Internet standard protocol for remote login using a text interface. Runs on top of TCP/IP. It acts as a terminal emulator.
Tertiary Source
Sources that contain information that is a distillation and/or collection of primary and secondary sources. Examples include encyclopedias, handbooks, indexes.
A tool that leads from one word or term to other related terms. Roget's Thesaurus was developed as a list of synonyms or conceptually similar words. A database thesaurus helps determine the subject term that should be used for searching a topic; it will list synonyms used by the database for a search term. Used extensively for searching databases such as ERIC or CINAHL.
The main idea or argument of a paper.
Topic: The broad subject content of a paper, article, book, etc.
In database or internet searching, to cut the search term short to retrieve all terms with a common root. Example: If looking for articles on assessment, you would truncate to assess*. This would tell the database to search for all terms beginning with the letters assess, such as assess, assesses, assessing, assessed, assessment, etc.

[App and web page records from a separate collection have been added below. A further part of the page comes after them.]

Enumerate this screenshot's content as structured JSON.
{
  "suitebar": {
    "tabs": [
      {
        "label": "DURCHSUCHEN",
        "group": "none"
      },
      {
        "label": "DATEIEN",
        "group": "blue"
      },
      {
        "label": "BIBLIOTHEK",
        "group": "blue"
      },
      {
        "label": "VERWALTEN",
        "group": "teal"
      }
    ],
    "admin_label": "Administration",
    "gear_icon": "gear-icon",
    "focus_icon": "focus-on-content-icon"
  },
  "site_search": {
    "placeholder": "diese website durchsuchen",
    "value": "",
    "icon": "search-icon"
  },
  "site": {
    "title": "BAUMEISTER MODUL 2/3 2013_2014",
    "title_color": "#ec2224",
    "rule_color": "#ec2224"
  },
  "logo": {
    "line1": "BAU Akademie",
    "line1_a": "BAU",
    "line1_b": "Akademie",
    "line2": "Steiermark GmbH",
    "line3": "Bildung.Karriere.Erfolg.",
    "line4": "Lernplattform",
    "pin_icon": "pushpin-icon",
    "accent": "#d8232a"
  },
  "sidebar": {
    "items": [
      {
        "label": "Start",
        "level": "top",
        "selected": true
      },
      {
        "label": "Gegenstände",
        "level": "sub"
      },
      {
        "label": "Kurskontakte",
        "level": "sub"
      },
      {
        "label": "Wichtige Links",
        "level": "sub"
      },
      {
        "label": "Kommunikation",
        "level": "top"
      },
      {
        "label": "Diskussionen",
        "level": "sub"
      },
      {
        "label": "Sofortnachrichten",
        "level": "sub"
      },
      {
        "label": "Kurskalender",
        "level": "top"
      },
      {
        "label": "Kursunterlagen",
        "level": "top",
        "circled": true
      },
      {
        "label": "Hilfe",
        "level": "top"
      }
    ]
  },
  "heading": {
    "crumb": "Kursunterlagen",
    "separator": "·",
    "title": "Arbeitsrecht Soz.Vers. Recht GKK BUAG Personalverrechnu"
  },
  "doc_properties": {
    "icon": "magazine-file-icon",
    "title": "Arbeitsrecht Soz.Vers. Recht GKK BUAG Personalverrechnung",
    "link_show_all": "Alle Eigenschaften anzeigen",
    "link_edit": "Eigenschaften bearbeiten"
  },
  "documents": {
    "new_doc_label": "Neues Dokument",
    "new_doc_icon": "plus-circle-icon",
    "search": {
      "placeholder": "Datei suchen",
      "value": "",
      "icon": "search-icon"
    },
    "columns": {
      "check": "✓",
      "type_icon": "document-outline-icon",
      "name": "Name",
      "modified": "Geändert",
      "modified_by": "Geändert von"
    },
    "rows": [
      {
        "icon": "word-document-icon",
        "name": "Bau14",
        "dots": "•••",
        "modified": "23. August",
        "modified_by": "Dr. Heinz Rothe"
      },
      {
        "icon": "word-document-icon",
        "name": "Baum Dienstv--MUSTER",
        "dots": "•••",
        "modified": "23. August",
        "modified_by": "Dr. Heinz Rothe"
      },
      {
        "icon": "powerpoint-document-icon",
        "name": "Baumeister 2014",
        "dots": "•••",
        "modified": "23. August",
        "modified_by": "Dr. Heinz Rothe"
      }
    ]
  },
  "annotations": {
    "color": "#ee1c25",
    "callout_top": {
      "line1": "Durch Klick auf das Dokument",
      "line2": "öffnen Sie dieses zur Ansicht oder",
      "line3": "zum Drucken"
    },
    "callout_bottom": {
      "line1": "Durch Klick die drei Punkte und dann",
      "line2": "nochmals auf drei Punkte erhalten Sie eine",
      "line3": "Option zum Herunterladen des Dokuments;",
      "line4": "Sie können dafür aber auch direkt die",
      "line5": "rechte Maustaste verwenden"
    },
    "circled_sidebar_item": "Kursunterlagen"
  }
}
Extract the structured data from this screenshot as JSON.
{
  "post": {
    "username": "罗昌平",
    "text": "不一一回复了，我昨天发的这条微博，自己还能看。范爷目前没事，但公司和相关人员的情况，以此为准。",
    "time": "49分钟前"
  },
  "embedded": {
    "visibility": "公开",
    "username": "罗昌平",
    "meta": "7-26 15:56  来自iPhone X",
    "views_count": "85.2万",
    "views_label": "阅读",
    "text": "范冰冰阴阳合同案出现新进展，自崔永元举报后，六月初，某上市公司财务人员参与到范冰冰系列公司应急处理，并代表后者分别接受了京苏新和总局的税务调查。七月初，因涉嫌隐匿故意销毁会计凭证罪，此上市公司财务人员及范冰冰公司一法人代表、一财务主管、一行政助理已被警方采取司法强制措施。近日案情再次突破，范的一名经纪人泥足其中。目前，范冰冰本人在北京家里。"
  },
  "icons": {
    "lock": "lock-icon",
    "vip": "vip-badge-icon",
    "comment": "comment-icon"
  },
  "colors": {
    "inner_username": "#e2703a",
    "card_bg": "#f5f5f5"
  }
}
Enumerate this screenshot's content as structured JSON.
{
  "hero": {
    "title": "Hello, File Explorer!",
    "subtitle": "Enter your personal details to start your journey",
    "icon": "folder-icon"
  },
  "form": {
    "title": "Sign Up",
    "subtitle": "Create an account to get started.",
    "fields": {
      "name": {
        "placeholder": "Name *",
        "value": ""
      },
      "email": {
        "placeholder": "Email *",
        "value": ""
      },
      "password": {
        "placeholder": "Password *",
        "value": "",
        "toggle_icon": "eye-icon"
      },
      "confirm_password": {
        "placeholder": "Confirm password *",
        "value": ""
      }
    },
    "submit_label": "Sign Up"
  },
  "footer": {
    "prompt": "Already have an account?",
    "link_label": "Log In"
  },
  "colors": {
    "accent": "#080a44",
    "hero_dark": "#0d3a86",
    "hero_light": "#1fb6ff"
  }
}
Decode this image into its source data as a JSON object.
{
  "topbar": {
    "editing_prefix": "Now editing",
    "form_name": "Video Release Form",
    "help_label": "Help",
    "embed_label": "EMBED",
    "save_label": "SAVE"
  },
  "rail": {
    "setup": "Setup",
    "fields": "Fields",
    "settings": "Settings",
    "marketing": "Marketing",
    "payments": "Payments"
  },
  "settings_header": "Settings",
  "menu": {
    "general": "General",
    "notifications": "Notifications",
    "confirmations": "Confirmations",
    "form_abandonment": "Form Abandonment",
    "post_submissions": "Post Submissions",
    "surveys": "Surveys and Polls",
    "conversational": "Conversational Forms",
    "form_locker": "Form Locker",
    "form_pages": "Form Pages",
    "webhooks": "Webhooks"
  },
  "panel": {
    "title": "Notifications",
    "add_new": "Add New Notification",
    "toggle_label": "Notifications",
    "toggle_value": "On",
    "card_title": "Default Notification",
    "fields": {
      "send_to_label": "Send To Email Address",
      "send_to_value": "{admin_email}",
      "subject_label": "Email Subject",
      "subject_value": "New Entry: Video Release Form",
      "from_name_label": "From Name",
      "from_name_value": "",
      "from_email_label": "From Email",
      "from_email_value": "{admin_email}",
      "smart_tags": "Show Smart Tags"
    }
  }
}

Uniform Resource Locator; the web address of a website. Example: https://www.google.com is the URL for the Google homepage.


See: Database Vendor
Contains the total collection of all sequential issues of a serial over a given time period.


Wireless Fidelity; Wireless networking. Allows your computer to access the internet via radio signals.
Wildcards are used in the middle of a word to find variants of terms. Each database has its own symbol for indicating a wildcard, but it is most frequently a question mark, “?”. Example: Wom?n would find articles containing the word women or woman.
World Wide Web
World Wide Web. Internet client-server hypertext method of distributing information on the internet.


Hutchison, N. B. (2004, July). Library jargon: Student recognition of terms and concepts commonly used by librarians in the classroom. College & Research Libraries, 65, 349-354.

International DOI Foundation. (2006). The DOI handbook. Retrieved May 29, 2008, from http://www.doi.org/handbook_2000/intro.html#1.3

Learn the Net: Glossary. (2005). Retrieved March 2005 from www.learnthenet.com

Library lingo: Some common library terms defined. (n.d.). The University of Texas at San Antonio Library. Retrieved April 15, 2004, from http://www.lib.utsa.edu/Research/Subject/lingo.html

Pemberton, A. & Fritzler, P. (2004, March). The language barrier: Don’t let library lingo get in the way of learning. College & Research Libraries News, 65, 154-155.

Platoff, A. (1999). Library lingo: Useful phrases to know when using the library. Arizona State University. Retrieved April 14, 2004, from http://www.asu.edu/lib/help/liblingo.htm

Understanding library lingo. (n.d.). University Library: University of Illinois at Urbana-Champaign. Retrieved April 2, 2013, from http://www.library.illinois.edu/ugl/howdoi/lingo.html

Young, H. (1983). The ALA glossary of library and information science. Chicago:American Library Association.